Lara Croft: Tomb Raider Review

A secret from her father’s past leads adventure-seeker Lara Croft on one of her greatest challenges. What she seeks to find is the Triangle of Light, a legendary artifact whose power to alter space and time happens only once every 5,000 years. Also in hot pursuit: the Illuminati, a secret society bent on world domination. Lara and her trusty tech-geek sidekick, Bryce, must do everything in their power to stop them.

Up until Lara Croft: Tomb Raider hit theaters in 2001, video game adaptations hadn’t fared well at the box office. Granted, Super Mario Bros, Double Dragon, and Street Fighter all had shallow game narratives that didn’t necessarily translate to the big screen.

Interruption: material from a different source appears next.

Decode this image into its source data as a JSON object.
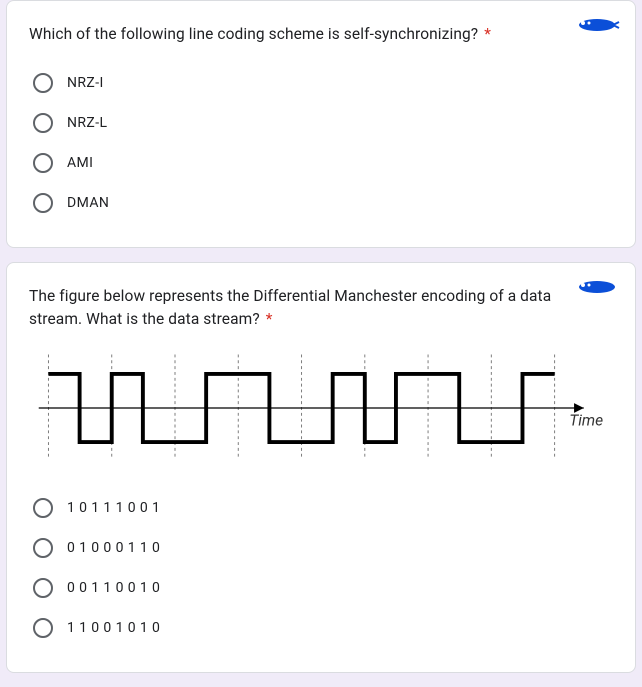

With Lara Croft, at least, you had a character with a solid backstory who could enter real-life scenarios audiences could relate to. Furthermore, Croft’s pixel character had plenty of sex appeal. Casting Angelina Jolie as the iconic adventure seeker certainly helped propel this film into blockbuster status, ultimately raking in over $274 million.

Unfortunately, the film isn’t that good. Sure, it has moments of fun, but there are too many leaps of logic that take you out of the movie. Not surprisingly, Paramount has released Lara Croft: Tomb Raider and its less successful sequel on Ultra HD Blu-ray to tie in with the Tomb Raider reboot staring Alicia Vikander as Croft.

The 4K Blu-ray release is a major disappointment. The source is an upconverted 2K master, and the added resolution only highlights the sub-par special effects, while a limited high dynamic range (HDR) treatment adds virtually nothing in comparison with the middling Blu-ray version. Sure, the detail in backgrounds is a tad sharper, and the lush greens of the tropical jungle settings a bit more inviting, but it’s not much of a visual upgrade.

The audio is a serviceable DTS-HD Master Audio 5.1 soundtrack, which is an upgrade over the Dolby Digital Plus 5.1 track on the 2006 Blu-ray release. Like most action films, there’s plenty of activity throughout, with bullets flying to and fro, pans that fit the onscreen action, and adequate amount of LFE to keep your subwoofer pumping.

Supplements are housed on the bundled Blu-ray and include five vintage featurettes, a commentary from director Simon West (also on the 4K disc), deleted scenes, a U2 music video, and trailers.

Ultra HD Blu-ray
Studio [and film release year]: Paramount 2001
Aspect Ratio: 1.85:1
Audio Format: DTS-HD MA 5.1
Length: 100 mins.
MPAA Rating: PG-13
Director: Simon West
Starring: Angelina Jolie, Daniel Craig, Iain Glen